* _EXERCISE GOAL_:
Report back every line from the entries below in which the word "this" occurs.

(Web page and app entries)
- - -
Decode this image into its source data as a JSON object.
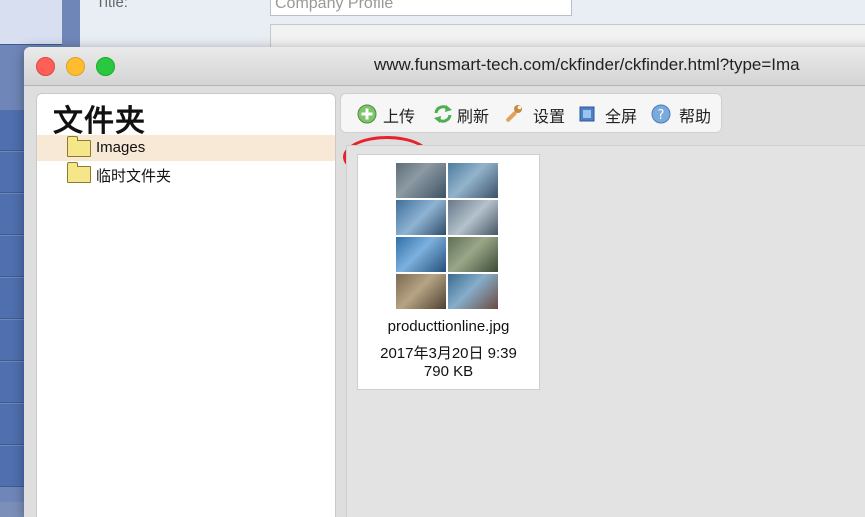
{
  "background": {
    "title_label": "Title:",
    "title_value": "Company Profile"
  },
  "window": {
    "url": "www.funsmart-tech.com/ckfinder/ckfinder.html?type=Ima"
  },
  "folders": {
    "title": "文件夹",
    "items": [
      {
        "label": "Images",
        "selected": true
      },
      {
        "label": "临时文件夹",
        "selected": false
      }
    ]
  },
  "toolbar": {
    "upload_label": "上传",
    "refresh_label": "刷新",
    "settings_label": "设置",
    "fullscreen_label": "全屏",
    "help_label": "帮助",
    "highlight_color": "#e8222c"
  },
  "files": [
    {
      "name": "producttionline.jpg",
      "date": "2017年3月20日 9:39",
      "size": "790 KB"
    }
  ],
  "icons": {
    "upload": "plus-circle-icon",
    "refresh": "refresh-icon",
    "settings": "wrench-icon",
    "fullscreen": "fullscreen-icon",
    "help": "help-icon",
    "folder": "folder-icon"
  }
}
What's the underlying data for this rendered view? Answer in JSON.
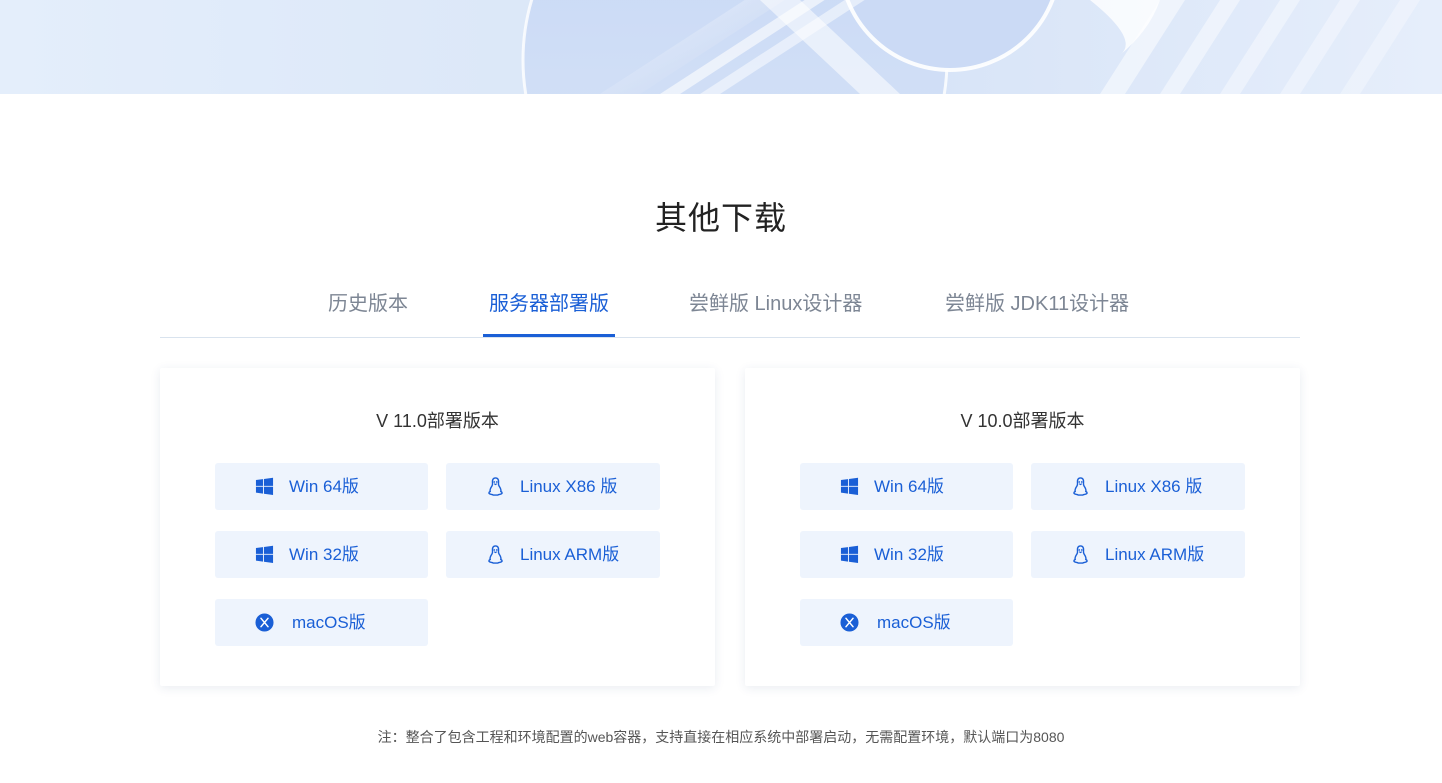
{
  "section": {
    "title": "其他下载"
  },
  "tabs": [
    {
      "label": "历史版本"
    },
    {
      "label": "服务器部署版"
    },
    {
      "label": "尝鲜版 Linux设计器"
    },
    {
      "label": "尝鲜版 JDK11设计器"
    }
  ],
  "cards": [
    {
      "title": "V 11.0部署版本",
      "buttons": [
        {
          "label": "Win 64版",
          "icon": "windows-icon"
        },
        {
          "label": "Linux X86 版",
          "icon": "linux-icon"
        },
        {
          "label": "Win 32版",
          "icon": "windows-icon"
        },
        {
          "label": "Linux ARM版",
          "icon": "linux-icon"
        },
        {
          "label": "macOS版",
          "icon": "macos-icon"
        }
      ]
    },
    {
      "title": "V 10.0部署版本",
      "buttons": [
        {
          "label": "Win 64版",
          "icon": "windows-icon"
        },
        {
          "label": "Linux X86 版",
          "icon": "linux-icon"
        },
        {
          "label": "Win 32版",
          "icon": "windows-icon"
        },
        {
          "label": "Linux ARM版",
          "icon": "linux-icon"
        },
        {
          "label": "macOS版",
          "icon": "macos-icon"
        }
      ]
    }
  ],
  "note": "注：整合了包含工程和环境配置的web容器，支持直接在相应系统中部署启动，无需配置环境，默认端口为8080",
  "colors": {
    "accent": "#1a5fd6",
    "button_bg": "#eef4fd",
    "tab_inactive": "#7d8694"
  }
}
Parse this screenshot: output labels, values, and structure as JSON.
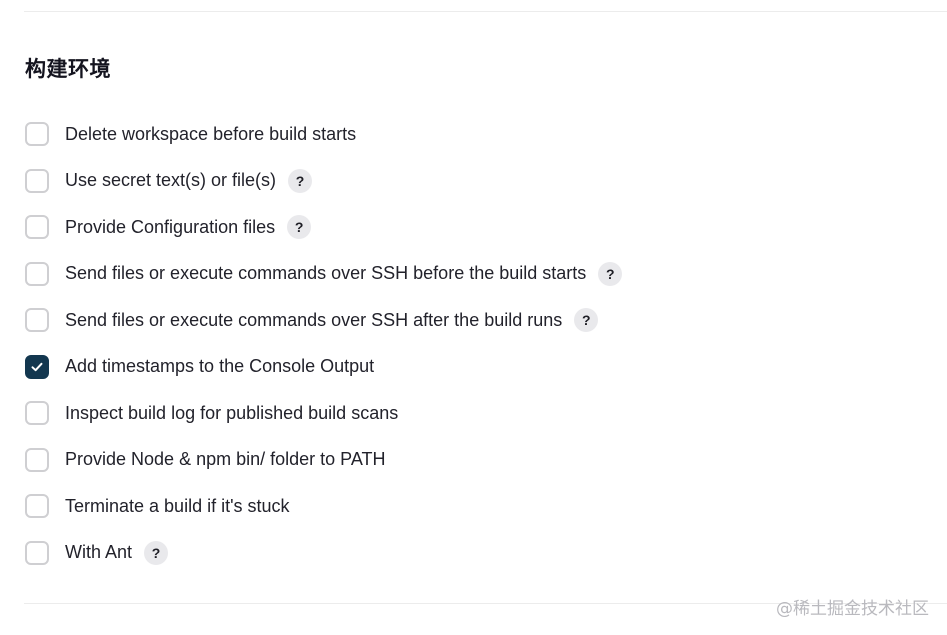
{
  "section": {
    "title": "构建环境"
  },
  "options": [
    {
      "label": "Delete workspace before build starts",
      "checked": false,
      "help": false
    },
    {
      "label": "Use secret text(s) or file(s)",
      "checked": false,
      "help": true
    },
    {
      "label": "Provide Configuration files",
      "checked": false,
      "help": true
    },
    {
      "label": "Send files or execute commands over SSH before the build starts",
      "checked": false,
      "help": true
    },
    {
      "label": "Send files or execute commands over SSH after the build runs",
      "checked": false,
      "help": true
    },
    {
      "label": "Add timestamps to the Console Output",
      "checked": true,
      "help": false
    },
    {
      "label": "Inspect build log for published build scans",
      "checked": false,
      "help": false
    },
    {
      "label": "Provide Node & npm bin/ folder to PATH",
      "checked": false,
      "help": false
    },
    {
      "label": "Terminate a build if it's stuck",
      "checked": false,
      "help": false
    },
    {
      "label": "With Ant",
      "checked": false,
      "help": true
    }
  ],
  "help_glyph": "?",
  "icons": {
    "check": "checkmark-icon",
    "help": "question-mark-icon"
  },
  "colors": {
    "checked_fill": "#13374f",
    "checkbox_border": "#cfcfd2",
    "help_bg": "#e9e9ec"
  },
  "watermark": "@稀土掘金技术社区"
}
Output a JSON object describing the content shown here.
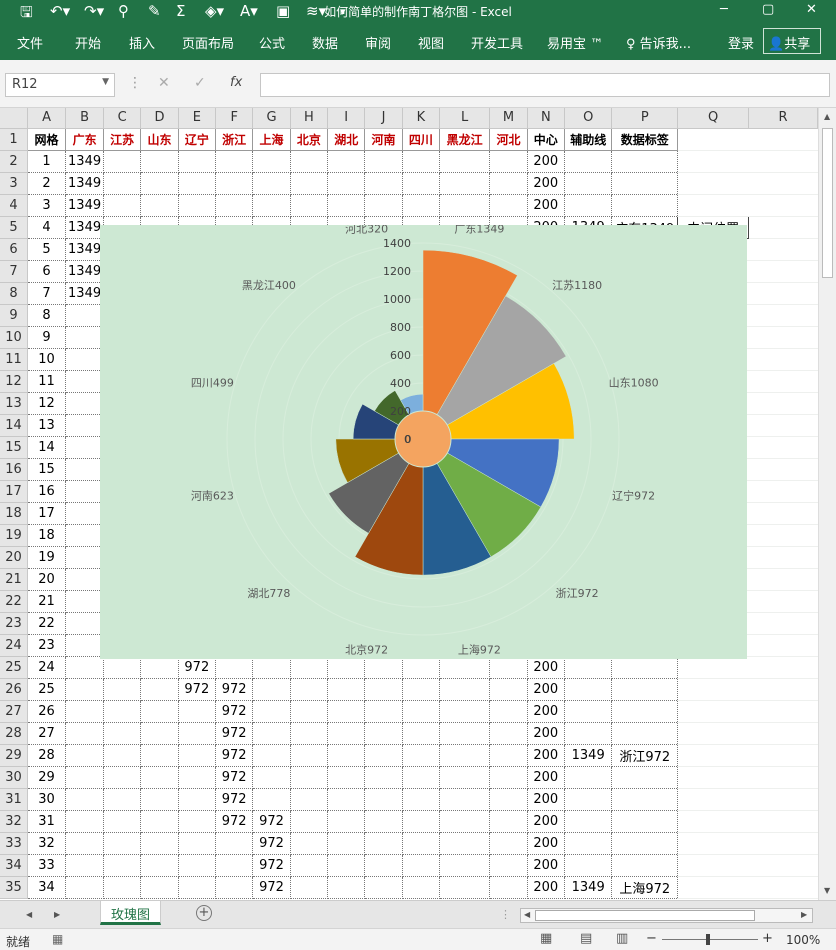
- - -
* _PROBLEM SOLUTION_:
Decode this image into its source data as a JSON object.
What's the underlying data for this rendered view? Answer in JSON.
Parse this screenshot: output labels, values, and structure as JSON.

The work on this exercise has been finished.